* **DIRECTIONS**
Whenever a line in the data contains "December", show that line.

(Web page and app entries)
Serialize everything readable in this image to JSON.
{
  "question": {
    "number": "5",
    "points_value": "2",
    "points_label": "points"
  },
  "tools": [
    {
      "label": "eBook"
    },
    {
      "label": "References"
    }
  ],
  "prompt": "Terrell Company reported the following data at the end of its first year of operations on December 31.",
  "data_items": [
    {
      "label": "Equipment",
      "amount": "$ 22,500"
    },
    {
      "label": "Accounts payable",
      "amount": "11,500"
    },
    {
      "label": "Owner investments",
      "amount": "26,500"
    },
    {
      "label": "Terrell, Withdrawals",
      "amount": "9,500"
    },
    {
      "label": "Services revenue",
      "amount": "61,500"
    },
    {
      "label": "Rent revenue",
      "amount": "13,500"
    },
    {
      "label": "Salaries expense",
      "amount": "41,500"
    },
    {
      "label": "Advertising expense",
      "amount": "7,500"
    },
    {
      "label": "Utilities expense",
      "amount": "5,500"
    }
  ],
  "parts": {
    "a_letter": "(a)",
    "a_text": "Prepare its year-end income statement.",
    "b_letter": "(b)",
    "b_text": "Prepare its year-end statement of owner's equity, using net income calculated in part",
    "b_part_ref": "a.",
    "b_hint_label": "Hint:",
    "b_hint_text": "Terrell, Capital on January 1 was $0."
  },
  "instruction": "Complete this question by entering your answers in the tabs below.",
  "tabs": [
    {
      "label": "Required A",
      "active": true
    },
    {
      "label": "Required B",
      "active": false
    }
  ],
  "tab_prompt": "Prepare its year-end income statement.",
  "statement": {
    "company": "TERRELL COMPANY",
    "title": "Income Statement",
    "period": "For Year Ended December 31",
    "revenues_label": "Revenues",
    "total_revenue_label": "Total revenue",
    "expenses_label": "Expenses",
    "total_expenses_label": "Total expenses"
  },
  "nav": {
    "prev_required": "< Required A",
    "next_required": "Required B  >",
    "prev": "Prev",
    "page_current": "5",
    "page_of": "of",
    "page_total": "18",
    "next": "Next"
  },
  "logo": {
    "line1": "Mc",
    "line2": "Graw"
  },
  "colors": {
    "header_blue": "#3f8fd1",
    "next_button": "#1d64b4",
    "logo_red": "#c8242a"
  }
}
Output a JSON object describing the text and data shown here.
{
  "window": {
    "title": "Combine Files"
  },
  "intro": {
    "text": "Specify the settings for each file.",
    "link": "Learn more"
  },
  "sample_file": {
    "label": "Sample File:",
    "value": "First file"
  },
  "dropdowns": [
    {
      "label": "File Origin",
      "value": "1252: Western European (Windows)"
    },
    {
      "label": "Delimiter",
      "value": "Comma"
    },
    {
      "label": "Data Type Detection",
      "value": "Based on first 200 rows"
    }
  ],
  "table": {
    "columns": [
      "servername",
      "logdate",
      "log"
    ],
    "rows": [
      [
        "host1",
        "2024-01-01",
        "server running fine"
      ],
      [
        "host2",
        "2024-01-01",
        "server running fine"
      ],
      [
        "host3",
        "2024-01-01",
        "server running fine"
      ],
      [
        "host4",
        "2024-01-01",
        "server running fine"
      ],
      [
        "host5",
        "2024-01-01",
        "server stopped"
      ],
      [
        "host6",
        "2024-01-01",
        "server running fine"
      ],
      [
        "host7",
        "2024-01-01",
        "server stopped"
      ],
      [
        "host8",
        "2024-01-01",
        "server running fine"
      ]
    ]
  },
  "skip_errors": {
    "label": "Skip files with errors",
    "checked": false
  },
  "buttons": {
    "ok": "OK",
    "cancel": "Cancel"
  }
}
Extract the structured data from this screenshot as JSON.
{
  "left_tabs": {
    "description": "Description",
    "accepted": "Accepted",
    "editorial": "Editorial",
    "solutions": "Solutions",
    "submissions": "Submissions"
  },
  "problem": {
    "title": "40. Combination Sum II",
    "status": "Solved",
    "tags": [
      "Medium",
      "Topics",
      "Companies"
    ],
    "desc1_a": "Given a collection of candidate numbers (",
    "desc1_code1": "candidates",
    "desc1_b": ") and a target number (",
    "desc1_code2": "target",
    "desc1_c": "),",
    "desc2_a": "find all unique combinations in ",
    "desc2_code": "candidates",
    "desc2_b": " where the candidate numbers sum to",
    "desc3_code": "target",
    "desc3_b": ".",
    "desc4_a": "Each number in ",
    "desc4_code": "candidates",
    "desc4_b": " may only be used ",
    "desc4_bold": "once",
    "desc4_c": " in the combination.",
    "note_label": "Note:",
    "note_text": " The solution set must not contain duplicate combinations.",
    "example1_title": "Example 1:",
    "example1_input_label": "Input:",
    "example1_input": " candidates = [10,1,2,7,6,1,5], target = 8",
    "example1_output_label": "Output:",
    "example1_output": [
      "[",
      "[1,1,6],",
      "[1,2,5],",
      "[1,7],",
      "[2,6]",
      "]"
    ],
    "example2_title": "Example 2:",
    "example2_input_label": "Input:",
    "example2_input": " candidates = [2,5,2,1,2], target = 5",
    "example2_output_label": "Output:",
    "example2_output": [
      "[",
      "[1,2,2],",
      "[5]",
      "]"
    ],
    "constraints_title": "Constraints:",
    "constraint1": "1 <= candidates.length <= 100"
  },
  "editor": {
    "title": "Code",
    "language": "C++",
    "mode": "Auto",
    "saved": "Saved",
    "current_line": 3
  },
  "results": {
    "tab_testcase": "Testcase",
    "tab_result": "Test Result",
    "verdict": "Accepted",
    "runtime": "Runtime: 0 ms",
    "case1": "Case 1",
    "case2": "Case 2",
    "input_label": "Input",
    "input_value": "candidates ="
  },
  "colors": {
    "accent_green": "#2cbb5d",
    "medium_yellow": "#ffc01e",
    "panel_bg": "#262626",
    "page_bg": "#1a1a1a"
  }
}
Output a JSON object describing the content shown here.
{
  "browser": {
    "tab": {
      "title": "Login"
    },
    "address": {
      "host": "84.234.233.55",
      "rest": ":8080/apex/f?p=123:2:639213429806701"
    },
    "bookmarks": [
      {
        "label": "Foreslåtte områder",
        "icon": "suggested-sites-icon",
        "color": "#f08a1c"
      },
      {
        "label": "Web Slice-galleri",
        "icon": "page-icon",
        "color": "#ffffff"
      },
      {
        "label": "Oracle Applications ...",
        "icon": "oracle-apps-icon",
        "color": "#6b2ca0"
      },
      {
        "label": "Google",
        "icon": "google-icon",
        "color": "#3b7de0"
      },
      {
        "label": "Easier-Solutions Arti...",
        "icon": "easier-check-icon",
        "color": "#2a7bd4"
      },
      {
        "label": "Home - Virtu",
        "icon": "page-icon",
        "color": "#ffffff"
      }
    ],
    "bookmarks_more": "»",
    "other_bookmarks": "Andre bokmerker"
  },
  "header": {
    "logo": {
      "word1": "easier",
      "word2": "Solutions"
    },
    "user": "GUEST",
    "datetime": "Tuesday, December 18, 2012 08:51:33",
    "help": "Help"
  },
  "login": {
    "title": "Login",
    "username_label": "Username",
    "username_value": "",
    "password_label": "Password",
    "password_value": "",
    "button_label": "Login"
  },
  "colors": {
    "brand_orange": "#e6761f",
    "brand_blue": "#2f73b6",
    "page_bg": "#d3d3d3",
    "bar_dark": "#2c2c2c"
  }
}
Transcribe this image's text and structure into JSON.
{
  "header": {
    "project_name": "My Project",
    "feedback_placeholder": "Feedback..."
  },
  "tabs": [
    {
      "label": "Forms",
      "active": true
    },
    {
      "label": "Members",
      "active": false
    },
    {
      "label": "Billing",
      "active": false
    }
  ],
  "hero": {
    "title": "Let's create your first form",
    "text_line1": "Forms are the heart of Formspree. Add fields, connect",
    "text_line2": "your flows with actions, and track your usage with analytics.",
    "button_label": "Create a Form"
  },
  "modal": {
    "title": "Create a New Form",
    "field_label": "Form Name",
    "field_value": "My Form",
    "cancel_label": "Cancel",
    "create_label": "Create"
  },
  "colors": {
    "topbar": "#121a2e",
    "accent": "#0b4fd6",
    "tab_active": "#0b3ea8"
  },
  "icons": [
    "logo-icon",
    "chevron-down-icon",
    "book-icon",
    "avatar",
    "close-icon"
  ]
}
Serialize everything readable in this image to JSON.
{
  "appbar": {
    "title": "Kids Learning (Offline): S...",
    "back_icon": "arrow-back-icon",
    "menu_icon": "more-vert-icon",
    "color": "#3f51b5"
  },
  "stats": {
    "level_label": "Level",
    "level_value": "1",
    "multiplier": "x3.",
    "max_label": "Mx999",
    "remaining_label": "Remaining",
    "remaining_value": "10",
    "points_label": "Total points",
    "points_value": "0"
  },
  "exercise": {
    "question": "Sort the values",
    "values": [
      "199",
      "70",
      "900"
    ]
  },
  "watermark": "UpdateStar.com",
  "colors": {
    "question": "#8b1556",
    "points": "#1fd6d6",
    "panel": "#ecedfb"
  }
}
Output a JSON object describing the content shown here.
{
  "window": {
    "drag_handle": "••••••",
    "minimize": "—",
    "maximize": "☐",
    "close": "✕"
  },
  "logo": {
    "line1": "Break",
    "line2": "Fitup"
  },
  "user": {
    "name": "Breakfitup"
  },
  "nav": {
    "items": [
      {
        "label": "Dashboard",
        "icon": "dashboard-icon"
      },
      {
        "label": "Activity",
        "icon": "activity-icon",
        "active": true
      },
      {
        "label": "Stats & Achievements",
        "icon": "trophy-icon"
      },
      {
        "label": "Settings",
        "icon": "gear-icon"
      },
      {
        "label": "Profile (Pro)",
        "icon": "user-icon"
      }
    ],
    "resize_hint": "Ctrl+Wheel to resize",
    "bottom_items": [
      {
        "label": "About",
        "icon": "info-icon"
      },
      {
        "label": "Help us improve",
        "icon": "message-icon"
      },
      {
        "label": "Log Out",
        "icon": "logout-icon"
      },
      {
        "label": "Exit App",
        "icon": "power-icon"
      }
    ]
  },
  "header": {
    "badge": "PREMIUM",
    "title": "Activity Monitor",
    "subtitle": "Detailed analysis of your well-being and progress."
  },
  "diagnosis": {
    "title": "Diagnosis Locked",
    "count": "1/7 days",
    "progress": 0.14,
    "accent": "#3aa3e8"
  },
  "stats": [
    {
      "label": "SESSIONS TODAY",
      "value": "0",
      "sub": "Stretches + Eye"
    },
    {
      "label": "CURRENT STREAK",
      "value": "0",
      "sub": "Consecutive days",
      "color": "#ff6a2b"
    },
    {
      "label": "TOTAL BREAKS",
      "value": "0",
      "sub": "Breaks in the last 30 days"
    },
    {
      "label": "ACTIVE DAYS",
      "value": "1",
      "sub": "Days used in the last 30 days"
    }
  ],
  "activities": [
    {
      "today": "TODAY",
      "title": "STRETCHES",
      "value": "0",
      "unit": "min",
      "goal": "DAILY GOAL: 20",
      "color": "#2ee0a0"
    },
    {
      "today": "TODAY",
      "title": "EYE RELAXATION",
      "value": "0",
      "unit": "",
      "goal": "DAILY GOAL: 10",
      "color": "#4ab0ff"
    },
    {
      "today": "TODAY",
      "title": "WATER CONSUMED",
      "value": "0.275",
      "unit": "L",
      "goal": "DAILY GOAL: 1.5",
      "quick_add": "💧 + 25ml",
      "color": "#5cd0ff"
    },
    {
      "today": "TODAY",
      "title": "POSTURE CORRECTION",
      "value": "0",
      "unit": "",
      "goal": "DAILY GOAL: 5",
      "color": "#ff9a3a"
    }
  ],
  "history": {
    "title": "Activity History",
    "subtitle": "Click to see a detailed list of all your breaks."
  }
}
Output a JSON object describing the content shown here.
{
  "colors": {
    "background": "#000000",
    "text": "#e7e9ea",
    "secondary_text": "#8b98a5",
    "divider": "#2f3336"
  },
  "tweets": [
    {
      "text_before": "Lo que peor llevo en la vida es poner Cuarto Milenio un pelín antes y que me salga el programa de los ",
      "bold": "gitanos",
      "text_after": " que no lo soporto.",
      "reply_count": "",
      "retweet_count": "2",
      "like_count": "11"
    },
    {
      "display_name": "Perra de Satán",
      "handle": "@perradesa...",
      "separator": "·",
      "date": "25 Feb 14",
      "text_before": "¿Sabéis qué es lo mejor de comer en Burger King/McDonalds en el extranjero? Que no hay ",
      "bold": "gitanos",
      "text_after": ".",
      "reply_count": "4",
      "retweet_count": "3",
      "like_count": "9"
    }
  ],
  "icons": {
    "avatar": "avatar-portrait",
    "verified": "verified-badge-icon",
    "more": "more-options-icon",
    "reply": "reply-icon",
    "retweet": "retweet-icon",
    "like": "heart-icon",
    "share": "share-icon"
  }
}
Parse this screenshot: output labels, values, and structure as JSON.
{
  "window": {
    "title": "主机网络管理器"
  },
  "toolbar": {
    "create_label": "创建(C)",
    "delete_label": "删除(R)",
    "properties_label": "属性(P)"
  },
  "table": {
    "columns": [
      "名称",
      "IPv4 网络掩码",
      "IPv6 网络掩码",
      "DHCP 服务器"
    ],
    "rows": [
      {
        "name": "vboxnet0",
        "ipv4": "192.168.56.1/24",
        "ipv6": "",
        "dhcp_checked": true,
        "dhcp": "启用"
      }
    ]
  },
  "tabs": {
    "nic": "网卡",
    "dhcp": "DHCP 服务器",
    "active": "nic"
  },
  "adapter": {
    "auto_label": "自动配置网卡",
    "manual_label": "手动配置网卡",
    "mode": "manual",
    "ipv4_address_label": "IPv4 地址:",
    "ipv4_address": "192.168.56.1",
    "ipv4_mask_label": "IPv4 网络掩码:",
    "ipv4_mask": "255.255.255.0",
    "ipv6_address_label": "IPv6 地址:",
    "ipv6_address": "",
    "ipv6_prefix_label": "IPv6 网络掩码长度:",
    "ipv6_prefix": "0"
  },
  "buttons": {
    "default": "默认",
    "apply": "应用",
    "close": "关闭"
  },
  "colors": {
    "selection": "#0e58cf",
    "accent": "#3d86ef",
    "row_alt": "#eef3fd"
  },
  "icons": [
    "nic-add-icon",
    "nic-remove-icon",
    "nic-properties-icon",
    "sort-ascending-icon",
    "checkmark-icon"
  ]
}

* **THE ANSWER**
  "prompt": "Terrell Company reported the following data at the end of its first year of operations on December 31.",
    "period": "For Year Ended December 31",
    "datetime": "Tuesday, December 18, 2012 08:51:33",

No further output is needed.